→ **Task instructions**: The answer must be the full data, restated word for word, with no pictures in it.

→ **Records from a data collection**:
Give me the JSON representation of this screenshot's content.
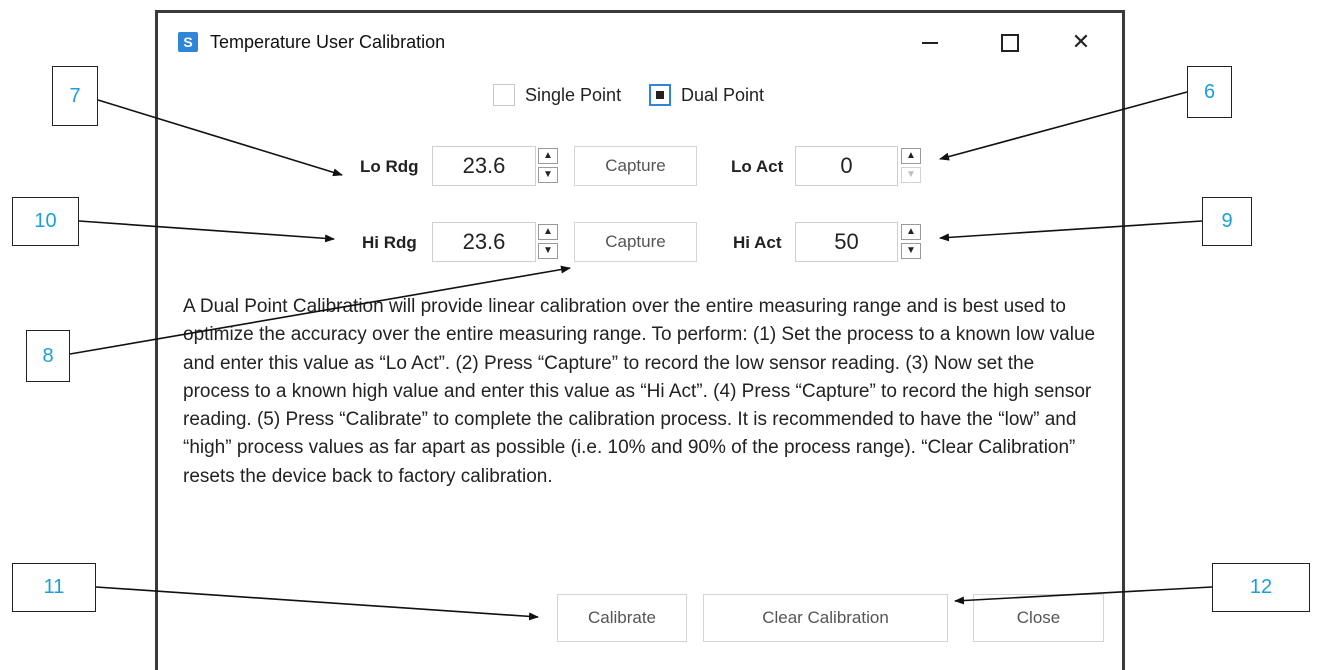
{
  "window": {
    "title": "Temperature User Calibration",
    "app_icon": "S",
    "controls": {
      "minimize": "—",
      "maximize": "",
      "close": "✕"
    }
  },
  "mode": {
    "single_label": "Single Point",
    "dual_label": "Dual Point",
    "selected": "Dual Point"
  },
  "lo": {
    "rdg_label": "Lo Rdg",
    "rdg_value": "23.6",
    "capture_label": "Capture",
    "act_label": "Lo Act",
    "act_value": "0"
  },
  "hi": {
    "rdg_label": "Hi Rdg",
    "rdg_value": "23.6",
    "capture_label": "Capture",
    "act_label": "Hi Act",
    "act_value": "50"
  },
  "description": "A Dual Point Calibration will provide linear calibration over the entire measuring range and is best used to optimize the accuracy over the entire measuring range. To perform: (1) Set the process to a known low value and enter this value as “Lo Act”. (2) Press “Capture” to record the low sensor reading. (3) Now set the process to a known high value and enter this value as “Hi Act”. (4) Press “Capture” to record the high sensor reading. (5) Press “Calibrate” to complete the calibration process. It is recommended to have the “low” and “high” process values as far apart as possible (i.e. 10% and 90% of the process range). “Clear Calibration” resets the device back to factory calibration.",
  "buttons": {
    "calibrate": "Calibrate",
    "clear_calibration": "Clear Calibration",
    "close": "Close"
  },
  "callouts": {
    "c6": "6",
    "c7": "7",
    "c8": "8",
    "c9": "9",
    "c10": "10",
    "c11": "11",
    "c12": "12"
  },
  "colors": {
    "callout_text": "#1aa0d8",
    "accent": "#2f86d6"
  }
}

→ **Output of the exercise**:
Give me the JSON representation of this screenshot's content.
{
  "window": {
    "title": "Temperature User Calibration",
    "app_icon": "S",
    "controls": {
      "minimize": "—",
      "maximize": "",
      "close": "✕"
    }
  },
  "mode": {
    "single_label": "Single Point",
    "dual_label": "Dual Point",
    "selected": "Dual Point"
  },
  "lo": {
    "rdg_label": "Lo Rdg",
    "rdg_value": "23.6",
    "capture_label": "Capture",
    "act_label": "Lo Act",
    "act_value": "0"
  },
  "hi": {
    "rdg_label": "Hi Rdg",
    "rdg_value": "23.6",
    "capture_label": "Capture",
    "act_label": "Hi Act",
    "act_value": "50"
  },
  "description": "A Dual Point Calibration will provide linear calibration over the entire measuring range and is best used to optimize the accuracy over the entire measuring range. To perform: (1) Set the process to a known low value and enter this value as “Lo Act”. (2) Press “Capture” to record the low sensor reading. (3) Now set the process to a known high value and enter this value as “Hi Act”. (4) Press “Capture” to record the high sensor reading. (5) Press “Calibrate” to complete the calibration process. It is recommended to have the “low” and “high” process values as far apart as possible (i.e. 10% and 90% of the process range). “Clear Calibration” resets the device back to factory calibration.",
  "buttons": {
    "calibrate": "Calibrate",
    "clear_calibration": "Clear Calibration",
    "close": "Close"
  },
  "callouts": {
    "c6": "6",
    "c7": "7",
    "c8": "8",
    "c9": "9",
    "c10": "10",
    "c11": "11",
    "c12": "12"
  },
  "colors": {
    "callout_text": "#1aa0d8",
    "accent": "#2f86d6"
  }
}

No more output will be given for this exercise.